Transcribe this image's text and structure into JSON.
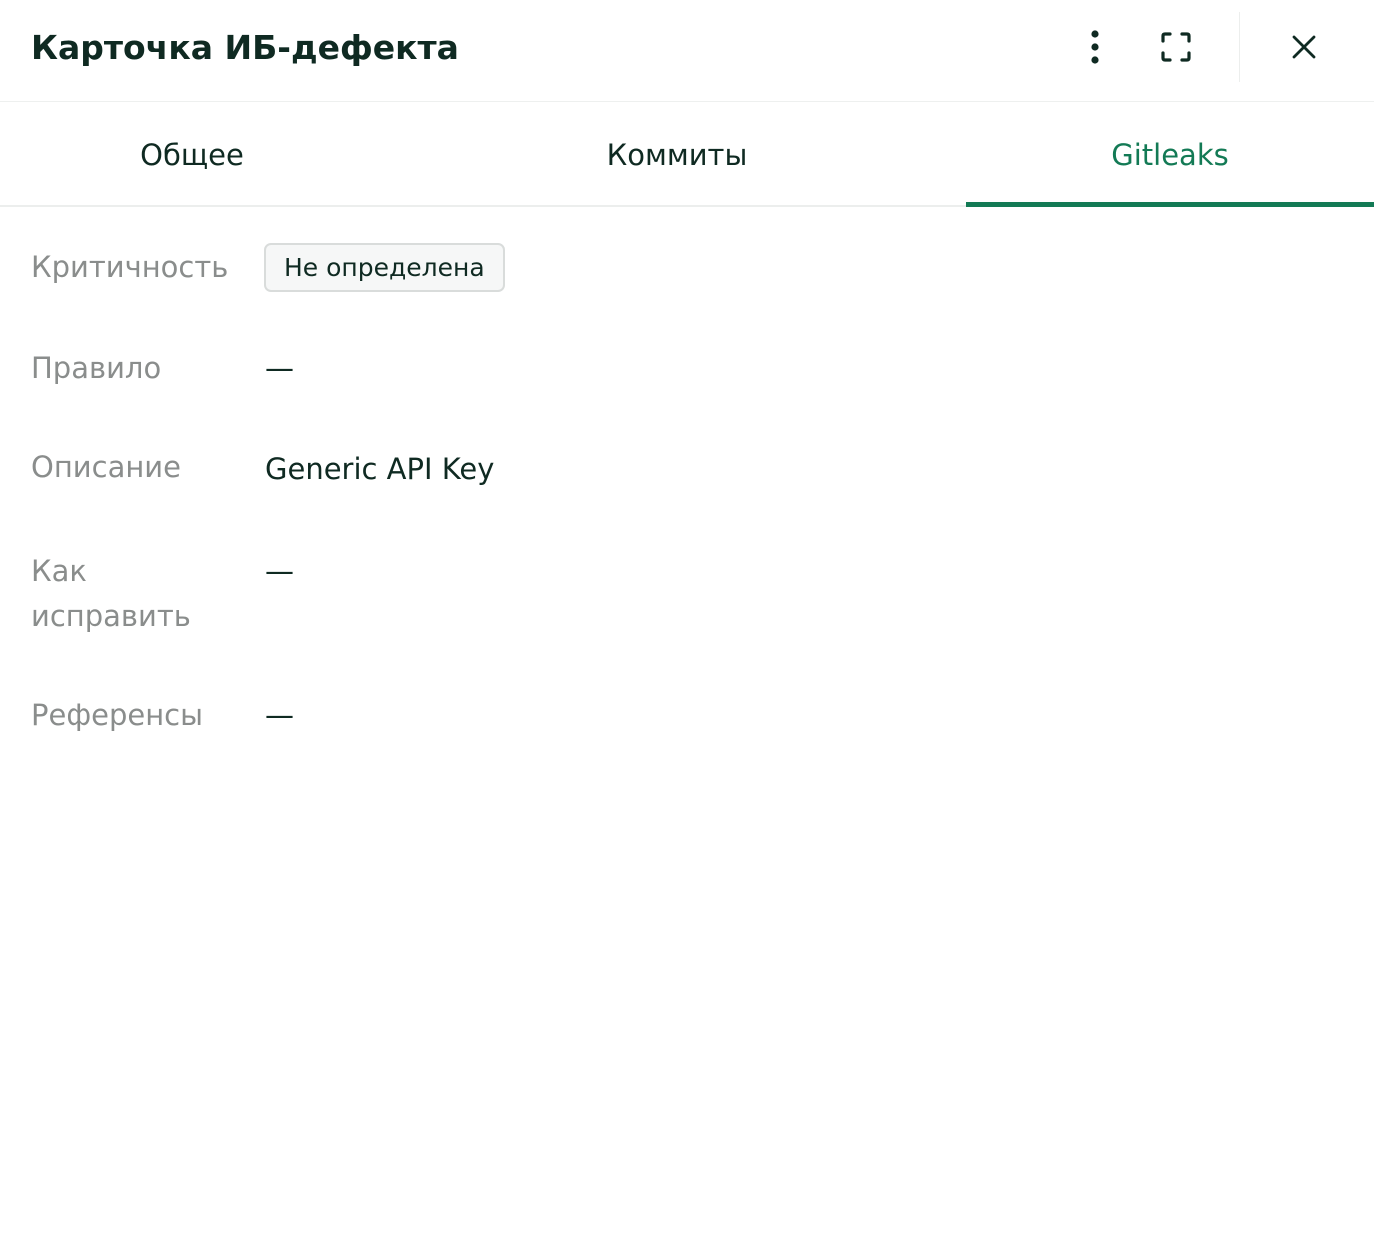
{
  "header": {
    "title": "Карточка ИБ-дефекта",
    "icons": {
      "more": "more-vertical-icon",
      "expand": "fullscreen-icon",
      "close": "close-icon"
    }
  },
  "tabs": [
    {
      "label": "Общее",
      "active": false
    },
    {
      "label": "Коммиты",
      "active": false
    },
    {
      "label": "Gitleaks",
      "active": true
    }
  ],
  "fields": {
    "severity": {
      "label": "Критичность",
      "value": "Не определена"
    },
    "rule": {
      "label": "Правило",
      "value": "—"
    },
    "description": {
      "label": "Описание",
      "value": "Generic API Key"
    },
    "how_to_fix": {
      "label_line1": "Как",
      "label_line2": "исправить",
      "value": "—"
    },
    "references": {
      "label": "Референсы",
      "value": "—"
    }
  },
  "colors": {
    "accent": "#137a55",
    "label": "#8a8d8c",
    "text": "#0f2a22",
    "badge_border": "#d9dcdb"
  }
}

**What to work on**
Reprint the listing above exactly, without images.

**Answer box**
Transcribe this image's text and structure into JSON.
{
  "header": {
    "title": "Карточка ИБ-дефекта",
    "icons": {
      "more": "more-vertical-icon",
      "expand": "fullscreen-icon",
      "close": "close-icon"
    }
  },
  "tabs": [
    {
      "label": "Общее",
      "active": false
    },
    {
      "label": "Коммиты",
      "active": false
    },
    {
      "label": "Gitleaks",
      "active": true
    }
  ],
  "fields": {
    "severity": {
      "label": "Критичность",
      "value": "Не определена"
    },
    "rule": {
      "label": "Правило",
      "value": "—"
    },
    "description": {
      "label": "Описание",
      "value": "Generic API Key"
    },
    "how_to_fix": {
      "label_line1": "Как",
      "label_line2": "исправить",
      "value": "—"
    },
    "references": {
      "label": "Референсы",
      "value": "—"
    }
  },
  "colors": {
    "accent": "#137a55",
    "label": "#8a8d8c",
    "text": "#0f2a22",
    "badge_border": "#d9dcdb"
  }
}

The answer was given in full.